When it comes to transitioning to renewable energy sources, Germany are kicking ass. Sunday 8th of May, the country managed a massive 87% of their energy production from a combination of solar, wind, hydro and biomass plants.
That day, Germany created a total of 63GW of which 55GW came from renewable energy source. This was a special day in terms of the wind conditions were just right, so while they can’t expect this amount everyday, they are continuing to invest in and roll out renewable energy sources.
To dramatically demonstrate the trajectory the country is on, in 2015, only 33% of the power came from renewable power sources.
We are still a long way from the fluctuating nature of renewables reaching the point where they can realistically replace the base load of coal and nuclear power plants, but that timeline appears to be shortening.
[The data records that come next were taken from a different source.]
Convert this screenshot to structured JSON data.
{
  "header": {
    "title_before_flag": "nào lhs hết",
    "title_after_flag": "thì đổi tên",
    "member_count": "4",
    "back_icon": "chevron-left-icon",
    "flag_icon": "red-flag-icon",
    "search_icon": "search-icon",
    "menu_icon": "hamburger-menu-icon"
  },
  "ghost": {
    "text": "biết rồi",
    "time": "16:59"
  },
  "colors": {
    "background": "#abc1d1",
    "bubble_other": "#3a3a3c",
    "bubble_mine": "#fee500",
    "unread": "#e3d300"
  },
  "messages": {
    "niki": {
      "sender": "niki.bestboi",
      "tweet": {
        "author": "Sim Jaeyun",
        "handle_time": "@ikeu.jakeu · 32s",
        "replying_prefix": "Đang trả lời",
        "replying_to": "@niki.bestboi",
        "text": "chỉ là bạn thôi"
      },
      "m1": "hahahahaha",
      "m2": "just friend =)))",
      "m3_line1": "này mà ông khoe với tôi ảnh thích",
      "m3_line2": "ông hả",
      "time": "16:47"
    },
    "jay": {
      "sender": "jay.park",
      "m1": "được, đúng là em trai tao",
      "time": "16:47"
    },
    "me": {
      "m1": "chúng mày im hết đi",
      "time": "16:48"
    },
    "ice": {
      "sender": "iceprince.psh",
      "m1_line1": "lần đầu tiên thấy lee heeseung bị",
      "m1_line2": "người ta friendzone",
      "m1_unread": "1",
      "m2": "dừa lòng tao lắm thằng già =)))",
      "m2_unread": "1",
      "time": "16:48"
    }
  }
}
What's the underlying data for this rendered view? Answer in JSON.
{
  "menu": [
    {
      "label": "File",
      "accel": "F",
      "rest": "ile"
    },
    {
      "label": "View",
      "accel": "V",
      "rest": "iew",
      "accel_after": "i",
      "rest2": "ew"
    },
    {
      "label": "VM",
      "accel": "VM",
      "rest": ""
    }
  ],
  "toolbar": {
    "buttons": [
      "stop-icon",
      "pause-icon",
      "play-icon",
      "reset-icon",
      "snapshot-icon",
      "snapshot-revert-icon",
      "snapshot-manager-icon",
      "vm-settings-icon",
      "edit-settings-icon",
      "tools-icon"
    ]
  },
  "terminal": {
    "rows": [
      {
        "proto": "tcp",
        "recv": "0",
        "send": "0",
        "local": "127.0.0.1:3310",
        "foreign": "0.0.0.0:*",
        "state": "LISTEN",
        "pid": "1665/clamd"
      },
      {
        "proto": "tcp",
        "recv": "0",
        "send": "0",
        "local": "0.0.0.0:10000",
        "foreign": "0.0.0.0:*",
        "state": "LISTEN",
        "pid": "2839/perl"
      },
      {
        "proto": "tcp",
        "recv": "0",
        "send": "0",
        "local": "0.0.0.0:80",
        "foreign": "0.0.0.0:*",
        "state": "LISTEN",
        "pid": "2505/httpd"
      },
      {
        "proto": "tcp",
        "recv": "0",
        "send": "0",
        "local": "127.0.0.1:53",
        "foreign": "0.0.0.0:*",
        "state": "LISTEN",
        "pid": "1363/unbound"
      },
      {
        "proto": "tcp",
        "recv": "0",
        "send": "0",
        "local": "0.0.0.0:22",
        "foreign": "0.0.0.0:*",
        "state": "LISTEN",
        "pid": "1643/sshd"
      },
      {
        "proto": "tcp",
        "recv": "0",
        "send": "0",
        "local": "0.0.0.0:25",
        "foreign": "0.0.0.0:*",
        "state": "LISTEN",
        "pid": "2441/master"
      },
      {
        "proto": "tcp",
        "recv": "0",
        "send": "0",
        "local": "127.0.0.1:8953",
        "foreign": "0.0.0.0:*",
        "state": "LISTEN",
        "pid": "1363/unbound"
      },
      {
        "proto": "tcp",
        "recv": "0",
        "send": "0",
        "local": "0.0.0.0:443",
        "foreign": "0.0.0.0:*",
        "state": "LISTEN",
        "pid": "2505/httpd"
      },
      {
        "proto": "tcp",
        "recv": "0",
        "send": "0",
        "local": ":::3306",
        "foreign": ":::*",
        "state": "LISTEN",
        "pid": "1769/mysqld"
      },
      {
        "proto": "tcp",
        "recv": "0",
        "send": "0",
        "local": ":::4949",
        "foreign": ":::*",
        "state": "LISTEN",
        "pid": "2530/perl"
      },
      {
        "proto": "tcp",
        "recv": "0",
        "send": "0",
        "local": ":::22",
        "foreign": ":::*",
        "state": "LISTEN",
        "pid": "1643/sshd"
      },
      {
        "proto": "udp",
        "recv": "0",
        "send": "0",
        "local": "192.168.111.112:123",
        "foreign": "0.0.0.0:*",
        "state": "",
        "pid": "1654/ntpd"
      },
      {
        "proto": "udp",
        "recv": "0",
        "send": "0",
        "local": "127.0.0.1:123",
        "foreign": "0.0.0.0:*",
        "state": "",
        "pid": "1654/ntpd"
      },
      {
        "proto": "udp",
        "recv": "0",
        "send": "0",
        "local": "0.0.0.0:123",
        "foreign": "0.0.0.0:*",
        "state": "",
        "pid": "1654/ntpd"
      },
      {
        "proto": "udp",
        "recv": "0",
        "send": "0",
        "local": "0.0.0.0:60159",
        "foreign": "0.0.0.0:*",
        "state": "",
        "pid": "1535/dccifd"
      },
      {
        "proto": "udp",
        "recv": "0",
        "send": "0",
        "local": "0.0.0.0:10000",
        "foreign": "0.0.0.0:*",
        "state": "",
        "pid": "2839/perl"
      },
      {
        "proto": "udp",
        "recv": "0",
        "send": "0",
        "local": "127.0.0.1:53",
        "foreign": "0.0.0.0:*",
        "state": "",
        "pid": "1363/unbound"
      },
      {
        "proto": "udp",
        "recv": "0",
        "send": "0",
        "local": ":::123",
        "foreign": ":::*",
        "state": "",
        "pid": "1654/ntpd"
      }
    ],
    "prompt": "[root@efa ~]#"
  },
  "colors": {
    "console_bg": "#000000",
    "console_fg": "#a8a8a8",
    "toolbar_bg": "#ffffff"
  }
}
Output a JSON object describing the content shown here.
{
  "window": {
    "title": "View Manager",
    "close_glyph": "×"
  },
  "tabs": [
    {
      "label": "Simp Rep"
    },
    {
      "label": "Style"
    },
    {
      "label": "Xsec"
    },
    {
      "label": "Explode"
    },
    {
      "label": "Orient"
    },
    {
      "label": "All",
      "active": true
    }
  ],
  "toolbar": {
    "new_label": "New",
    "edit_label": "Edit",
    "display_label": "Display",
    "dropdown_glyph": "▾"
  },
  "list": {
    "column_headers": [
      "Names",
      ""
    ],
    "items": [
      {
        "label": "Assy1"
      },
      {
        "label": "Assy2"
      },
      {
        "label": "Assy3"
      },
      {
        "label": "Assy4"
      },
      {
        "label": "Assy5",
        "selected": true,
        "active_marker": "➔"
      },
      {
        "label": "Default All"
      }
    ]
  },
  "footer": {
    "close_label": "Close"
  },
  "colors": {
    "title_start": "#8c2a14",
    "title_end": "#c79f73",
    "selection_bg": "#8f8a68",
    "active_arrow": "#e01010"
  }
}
The max power generation of Germany’s renewable certainly is an impressive number, but when it comes to turning off the dirty power sources, it’ll be the minimum power per day that really counts.
The country currently has plans to transition to 100% renewable energy by 2050.
By comparison, Australia is a very different country with a land mass of 7,692,024 km2 while Germany is just 357,168 km2. This has a dramatic impact on the size of the challenge to transport power between the power generation location and the usage point.
Despite the geographical differences, the Australian Labor party have committed to 50% renewables by 2030, but also committed to reach net zero emissions by 2050. It is worth keeping in mind that zero emissions may not mean we create 100% of our energy from renewal sources.
ore information at Quartz.